Input data:
══════════

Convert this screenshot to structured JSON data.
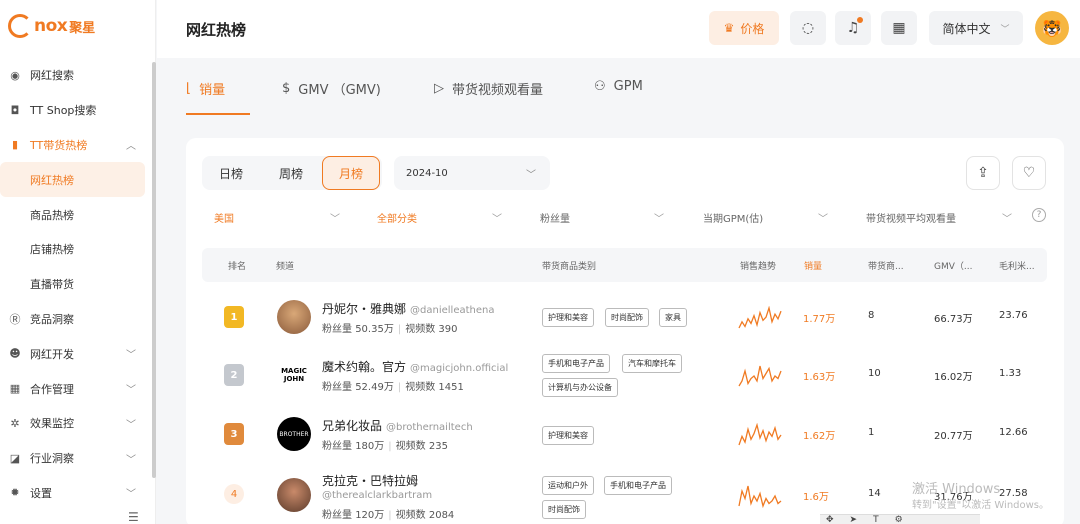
{
  "logo": {
    "text": "nox",
    "cn": "聚星"
  },
  "sidebar": {
    "items": [
      {
        "label": "网红搜索",
        "icon": "compass-icon",
        "glyph": "◉"
      },
      {
        "label": "TT Shop搜索",
        "icon": "shop-bag-icon",
        "glyph": "◘"
      },
      {
        "label": "TT带货热榜",
        "icon": "bar-chart-icon",
        "glyph": "▮"
      },
      {
        "label": "网红热榜",
        "icon": "",
        "glyph": ""
      },
      {
        "label": "商品热榜",
        "icon": "",
        "glyph": ""
      },
      {
        "label": "店铺热榜",
        "icon": "",
        "glyph": ""
      },
      {
        "label": "直播带货",
        "icon": "",
        "glyph": ""
      },
      {
        "label": "竞品洞察",
        "icon": "r-badge-icon",
        "glyph": "Ⓡ"
      },
      {
        "label": "网红开发",
        "icon": "users-icon",
        "glyph": "☻"
      },
      {
        "label": "合作管理",
        "icon": "calendar-icon",
        "glyph": "▦"
      },
      {
        "label": "效果监控",
        "icon": "gear-cog-icon",
        "glyph": "✲"
      },
      {
        "label": "行业洞察",
        "icon": "trend-chart-icon",
        "glyph": "◪"
      },
      {
        "label": "设置",
        "icon": "settings-icon",
        "glyph": "✹"
      }
    ]
  },
  "header": {
    "title": "网红热榜",
    "price_label": "价格",
    "language": "简体中文"
  },
  "tabs": [
    {
      "label": "销量",
      "glyph": "⌊"
    },
    {
      "label": "GMV （GMV)",
      "glyph": "$"
    },
    {
      "label": "带货视频观看量",
      "glyph": "▷"
    },
    {
      "label": "GPM",
      "glyph": "⚇"
    }
  ],
  "period": {
    "daily": "日榜",
    "weekly": "周榜",
    "monthly": "月榜",
    "date": "2024-10"
  },
  "filters": {
    "country": "美国",
    "category": "全部分类",
    "followers": "粉丝量",
    "gpm": "当期GPM(估)",
    "avg_views": "带货视频平均观看量"
  },
  "table": {
    "headers": {
      "rank": "排名",
      "channel": "频道",
      "category": "带货商品类别",
      "trend": "销售趋势",
      "sales": "销量",
      "products": "带货商...",
      "gmv": "GMV（...",
      "margin": "毛利米..."
    },
    "follower_prefix": "粉丝量",
    "video_prefix": "视频数",
    "rows": [
      {
        "rank": "1",
        "name": "丹妮尔・雅典娜",
        "handle": "@danielleathena",
        "followers": "50.35万",
        "videos": "390",
        "tags": [
          "护理和美容",
          "时尚配饰",
          "家具"
        ],
        "sales": "1.77万",
        "products": "8",
        "gmv": "66.73万",
        "margin": "23.76",
        "trend": [
          5,
          9,
          6,
          11,
          8,
          13,
          7,
          15,
          10,
          12,
          18,
          9,
          14,
          11,
          16
        ]
      },
      {
        "rank": "2",
        "name": "魔术约翰。官方",
        "handle": "@magicjohn.official",
        "followers": "52.49万",
        "videos": "1451",
        "tags": [
          "手机和电子产品",
          "汽车和摩托车",
          "计算机与办公设备"
        ],
        "sales": "1.63万",
        "products": "10",
        "gmv": "16.02万",
        "margin": "1.33",
        "trend": [
          6,
          8,
          12,
          7,
          9,
          10,
          8,
          14,
          9,
          11,
          13,
          8,
          10,
          9,
          12
        ]
      },
      {
        "rank": "3",
        "name": "兄弟化妆品",
        "handle": "@brothernailtech",
        "followers": "180万",
        "videos": "235",
        "tags": [
          "护理和美容"
        ],
        "sales": "1.62万",
        "products": "1",
        "gmv": "20.77万",
        "margin": "12.66",
        "trend": [
          4,
          10,
          6,
          15,
          8,
          12,
          18,
          9,
          14,
          7,
          13,
          10,
          16,
          8,
          11
        ]
      },
      {
        "rank": "4",
        "name": "克拉克・巴特拉姆",
        "handle": "@therealclarkbartram",
        "followers": "120万",
        "videos": "2084",
        "tags": [
          "运动和户外",
          "手机和电子产品",
          "时尚配饰"
        ],
        "sales": "1.6万",
        "products": "14",
        "gmv": "31.76万",
        "margin": "27.58",
        "trend": [
          8,
          14,
          11,
          16,
          9,
          12,
          10,
          13,
          8,
          11,
          9,
          10,
          12,
          9,
          10
        ]
      }
    ]
  },
  "avatar_labels": {
    "magic": "MAGIC JOHN",
    "brother": "BROTHER"
  },
  "watermark": {
    "line1": "激活 Windows",
    "line2": "转到\"设置\"以激活 Windows。"
  },
  "colors": {
    "accent": "#f07a22",
    "gold": "#f2b824",
    "silver": "#c4c8ce",
    "bronze": "#e08a3c"
  }
}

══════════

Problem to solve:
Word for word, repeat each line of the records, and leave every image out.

Written answer:
Convert this screenshot to structured JSON data.
{
  "logo": {
    "text": "nox",
    "cn": "聚星"
  },
  "sidebar": {
    "items": [
      {
        "label": "网红搜索",
        "icon": "compass-icon",
        "glyph": "◉"
      },
      {
        "label": "TT Shop搜索",
        "icon": "shop-bag-icon",
        "glyph": "◘"
      },
      {
        "label": "TT带货热榜",
        "icon": "bar-chart-icon",
        "glyph": "▮"
      },
      {
        "label": "网红热榜",
        "icon": "",
        "glyph": ""
      },
      {
        "label": "商品热榜",
        "icon": "",
        "glyph": ""
      },
      {
        "label": "店铺热榜",
        "icon": "",
        "glyph": ""
      },
      {
        "label": "直播带货",
        "icon": "",
        "glyph": ""
      },
      {
        "label": "竞品洞察",
        "icon": "r-badge-icon",
        "glyph": "Ⓡ"
      },
      {
        "label": "网红开发",
        "icon": "users-icon",
        "glyph": "☻"
      },
      {
        "label": "合作管理",
        "icon": "calendar-icon",
        "glyph": "▦"
      },
      {
        "label": "效果监控",
        "icon": "gear-cog-icon",
        "glyph": "✲"
      },
      {
        "label": "行业洞察",
        "icon": "trend-chart-icon",
        "glyph": "◪"
      },
      {
        "label": "设置",
        "icon": "settings-icon",
        "glyph": "✹"
      }
    ]
  },
  "header": {
    "title": "网红热榜",
    "price_label": "价格",
    "language": "简体中文"
  },
  "tabs": [
    {
      "label": "销量",
      "glyph": "⌊"
    },
    {
      "label": "GMV （GMV)",
      "glyph": "$"
    },
    {
      "label": "带货视频观看量",
      "glyph": "▷"
    },
    {
      "label": "GPM",
      "glyph": "⚇"
    }
  ],
  "period": {
    "daily": "日榜",
    "weekly": "周榜",
    "monthly": "月榜",
    "date": "2024-10"
  },
  "filters": {
    "country": "美国",
    "category": "全部分类",
    "followers": "粉丝量",
    "gpm": "当期GPM(估)",
    "avg_views": "带货视频平均观看量"
  },
  "table": {
    "headers": {
      "rank": "排名",
      "channel": "频道",
      "category": "带货商品类别",
      "trend": "销售趋势",
      "sales": "销量",
      "products": "带货商...",
      "gmv": "GMV（...",
      "margin": "毛利米..."
    },
    "follower_prefix": "粉丝量",
    "video_prefix": "视频数",
    "rows": [
      {
        "rank": "1",
        "name": "丹妮尔・雅典娜",
        "handle": "@danielleathena",
        "followers": "50.35万",
        "videos": "390",
        "tags": [
          "护理和美容",
          "时尚配饰",
          "家具"
        ],
        "sales": "1.77万",
        "products": "8",
        "gmv": "66.73万",
        "margin": "23.76",
        "trend": [
          5,
          9,
          6,
          11,
          8,
          13,
          7,
          15,
          10,
          12,
          18,
          9,
          14,
          11,
          16
        ]
      },
      {
        "rank": "2",
        "name": "魔术约翰。官方",
        "handle": "@magicjohn.official",
        "followers": "52.49万",
        "videos": "1451",
        "tags": [
          "手机和电子产品",
          "汽车和摩托车",
          "计算机与办公设备"
        ],
        "sales": "1.63万",
        "products": "10",
        "gmv": "16.02万",
        "margin": "1.33",
        "trend": [
          6,
          8,
          12,
          7,
          9,
          10,
          8,
          14,
          9,
          11,
          13,
          8,
          10,
          9,
          12
        ]
      },
      {
        "rank": "3",
        "name": "兄弟化妆品",
        "handle": "@brothernailtech",
        "followers": "180万",
        "videos": "235",
        "tags": [
          "护理和美容"
        ],
        "sales": "1.62万",
        "products": "1",
        "gmv": "20.77万",
        "margin": "12.66",
        "trend": [
          4,
          10,
          6,
          15,
          8,
          12,
          18,
          9,
          14,
          7,
          13,
          10,
          16,
          8,
          11
        ]
      },
      {
        "rank": "4",
        "name": "克拉克・巴特拉姆",
        "handle": "@therealclarkbartram",
        "followers": "120万",
        "videos": "2084",
        "tags": [
          "运动和户外",
          "手机和电子产品",
          "时尚配饰"
        ],
        "sales": "1.6万",
        "products": "14",
        "gmv": "31.76万",
        "margin": "27.58",
        "trend": [
          8,
          14,
          11,
          16,
          9,
          12,
          10,
          13,
          8,
          11,
          9,
          10,
          12,
          9,
          10
        ]
      }
    ]
  },
  "avatar_labels": {
    "magic": "MAGIC JOHN",
    "brother": "BROTHER"
  },
  "watermark": {
    "line1": "激活 Windows",
    "line2": "转到\"设置\"以激活 Windows。"
  },
  "colors": {
    "accent": "#f07a22",
    "gold": "#f2b824",
    "silver": "#c4c8ce",
    "bronze": "#e08a3c"
  }
}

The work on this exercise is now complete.